┌──

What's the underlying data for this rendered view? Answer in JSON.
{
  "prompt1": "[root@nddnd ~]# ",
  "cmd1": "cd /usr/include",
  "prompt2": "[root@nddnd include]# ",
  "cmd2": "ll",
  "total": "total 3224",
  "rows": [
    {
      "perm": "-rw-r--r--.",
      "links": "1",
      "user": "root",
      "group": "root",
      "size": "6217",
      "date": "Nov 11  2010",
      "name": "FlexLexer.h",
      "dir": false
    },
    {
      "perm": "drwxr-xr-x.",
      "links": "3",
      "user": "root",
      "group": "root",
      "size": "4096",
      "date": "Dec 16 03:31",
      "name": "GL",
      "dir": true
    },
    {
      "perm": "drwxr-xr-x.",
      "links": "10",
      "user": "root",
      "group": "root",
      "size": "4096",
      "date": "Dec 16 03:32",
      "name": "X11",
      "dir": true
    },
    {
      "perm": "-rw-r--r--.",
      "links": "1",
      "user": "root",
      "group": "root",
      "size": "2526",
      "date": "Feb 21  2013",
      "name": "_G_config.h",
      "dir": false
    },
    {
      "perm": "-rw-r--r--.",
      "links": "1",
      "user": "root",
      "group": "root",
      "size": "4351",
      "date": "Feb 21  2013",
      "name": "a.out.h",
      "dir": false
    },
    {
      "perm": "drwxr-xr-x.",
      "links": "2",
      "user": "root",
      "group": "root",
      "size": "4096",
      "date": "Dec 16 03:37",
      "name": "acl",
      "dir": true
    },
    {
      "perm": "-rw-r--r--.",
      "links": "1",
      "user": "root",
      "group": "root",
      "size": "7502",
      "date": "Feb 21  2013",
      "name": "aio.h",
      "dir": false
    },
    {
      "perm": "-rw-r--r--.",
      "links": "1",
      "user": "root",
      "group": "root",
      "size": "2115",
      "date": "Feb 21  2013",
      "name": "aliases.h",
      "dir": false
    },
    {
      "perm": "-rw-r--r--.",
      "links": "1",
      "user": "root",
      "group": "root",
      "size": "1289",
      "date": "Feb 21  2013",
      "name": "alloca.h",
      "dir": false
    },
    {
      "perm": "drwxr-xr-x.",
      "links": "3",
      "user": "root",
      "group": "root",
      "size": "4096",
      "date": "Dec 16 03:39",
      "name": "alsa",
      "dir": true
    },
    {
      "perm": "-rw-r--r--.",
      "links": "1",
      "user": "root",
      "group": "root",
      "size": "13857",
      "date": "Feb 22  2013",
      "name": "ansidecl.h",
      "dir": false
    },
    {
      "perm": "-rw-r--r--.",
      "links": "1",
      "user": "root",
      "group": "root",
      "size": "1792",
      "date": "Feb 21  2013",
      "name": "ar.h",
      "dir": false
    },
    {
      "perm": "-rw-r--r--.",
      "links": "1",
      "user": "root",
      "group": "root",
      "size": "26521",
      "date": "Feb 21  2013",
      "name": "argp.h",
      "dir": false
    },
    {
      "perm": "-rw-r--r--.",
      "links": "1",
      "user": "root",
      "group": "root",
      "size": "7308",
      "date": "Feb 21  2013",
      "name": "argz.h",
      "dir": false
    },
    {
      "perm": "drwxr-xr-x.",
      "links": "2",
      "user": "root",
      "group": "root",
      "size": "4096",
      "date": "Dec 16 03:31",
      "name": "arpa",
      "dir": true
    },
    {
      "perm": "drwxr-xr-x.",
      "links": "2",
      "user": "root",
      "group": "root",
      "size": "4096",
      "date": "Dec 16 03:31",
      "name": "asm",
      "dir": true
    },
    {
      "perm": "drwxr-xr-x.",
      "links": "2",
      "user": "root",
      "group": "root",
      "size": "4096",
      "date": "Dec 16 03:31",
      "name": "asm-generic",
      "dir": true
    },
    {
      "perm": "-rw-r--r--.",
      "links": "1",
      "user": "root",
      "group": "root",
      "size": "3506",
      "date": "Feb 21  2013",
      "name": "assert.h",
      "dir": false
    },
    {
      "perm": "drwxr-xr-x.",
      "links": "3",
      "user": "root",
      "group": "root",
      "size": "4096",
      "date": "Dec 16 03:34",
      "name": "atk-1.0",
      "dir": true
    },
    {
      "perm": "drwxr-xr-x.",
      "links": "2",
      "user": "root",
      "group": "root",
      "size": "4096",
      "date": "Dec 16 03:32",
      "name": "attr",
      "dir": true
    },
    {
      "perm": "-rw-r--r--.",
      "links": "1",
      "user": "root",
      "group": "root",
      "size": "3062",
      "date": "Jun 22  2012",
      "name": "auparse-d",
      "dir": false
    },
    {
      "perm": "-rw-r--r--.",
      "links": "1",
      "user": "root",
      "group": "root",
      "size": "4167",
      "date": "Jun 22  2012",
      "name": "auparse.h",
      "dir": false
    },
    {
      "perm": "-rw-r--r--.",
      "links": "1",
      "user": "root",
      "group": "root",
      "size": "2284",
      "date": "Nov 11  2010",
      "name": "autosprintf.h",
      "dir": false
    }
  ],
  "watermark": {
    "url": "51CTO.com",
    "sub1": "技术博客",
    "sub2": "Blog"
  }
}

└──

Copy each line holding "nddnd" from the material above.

> [Response]
  "prompt1": "[root@nddnd ~]# ",
  "prompt2": "[root@nddnd include]# ",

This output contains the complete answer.